For example to implement

convert(::Type(DataFrame), axisarray::AxisArray)

where

Then the only way to do this without type piracy is to do it either DataFrames.jl or AxisArrays.jl. But that isn’t possible without adding a dependency which isn’t great.

So instead we have a Glue Package, eg, DataFrameAxisArrayBuddies.jl, that adds this method. It is piracy but it is fairly safe, since it is adding behavour to types that would normally be a method error as is. Misdemenor type piracy.

Wrapper Types and Delegation Pattern

I would argue that this is a core part of polymorphism via composition.

In the following example, we construct SampledVector, which is a vector-like type that has fast access to the total so that it can quickly calculate the mean. It is a wrapper of the Vector type, and it delegates several methods to it.

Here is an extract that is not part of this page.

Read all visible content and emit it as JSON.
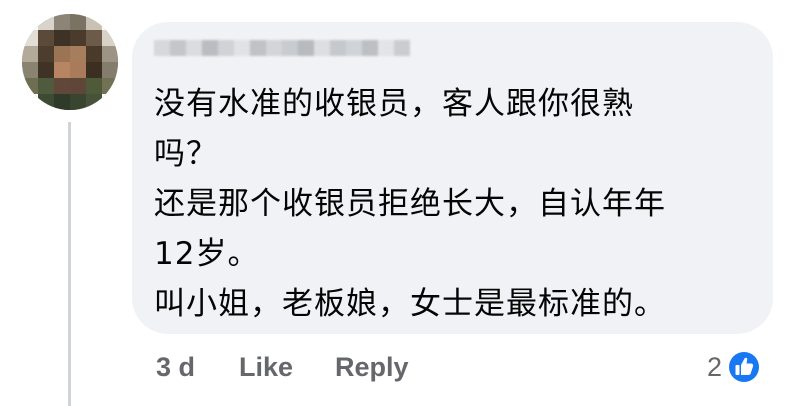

Even though it overloads Statistics.mean, and push!, size and getindex from Base, we do not commit type piracy, as we alrways own one of the types – the SampleVector.

Input:

using Statistics

mutable struct SamplesVector{T} <: AbstractVector{T}
    backing::Vector{T}
    total::T
end
SamplesVector(xs) = SamplesVector(xs, +(xs...))  # can't use `sum` as we broke that

Output:

SamplesVector

Input:

Statistics.mean(sv::SamplesVector) = sv.total/length(sv.backing)

Input:

function Base.push!(sv::SamplesVector, x)
    sv.total += x
    push!(sv.backing, x)
    return sv
end

delegate size and getindex

Input:

Base.size(sv::SamplesVector) = size(sv.backing)
Base.getindex(sv:: SamplesVector, ii) = getindex(sv.backing, ii)

Demo

Input:

samples = SamplesVector([1,2,3,4,5,6])
mean(samples)

Output:

3.5

Input:

push!(samples,7)
mean(samples)

Output:

4.0

Input:

samples[1]

Output:

1

Input:

samples[3:end]

Output:

5-element Array{Int64,1}:
 3
 4
 5
 6
 7

Input:

push!(samples,7)
mean(samples)

Output:

4.375

Input:

samples

Output:

8-element SamplesVector{Int64}:
 1
 2
 3
 4
 5
 6
 7
 7

Tim Holy Traits

Traits as something that naturally falls out of functions that can be performed on types at compile time, and on having multiple dispatch. See previous post for details..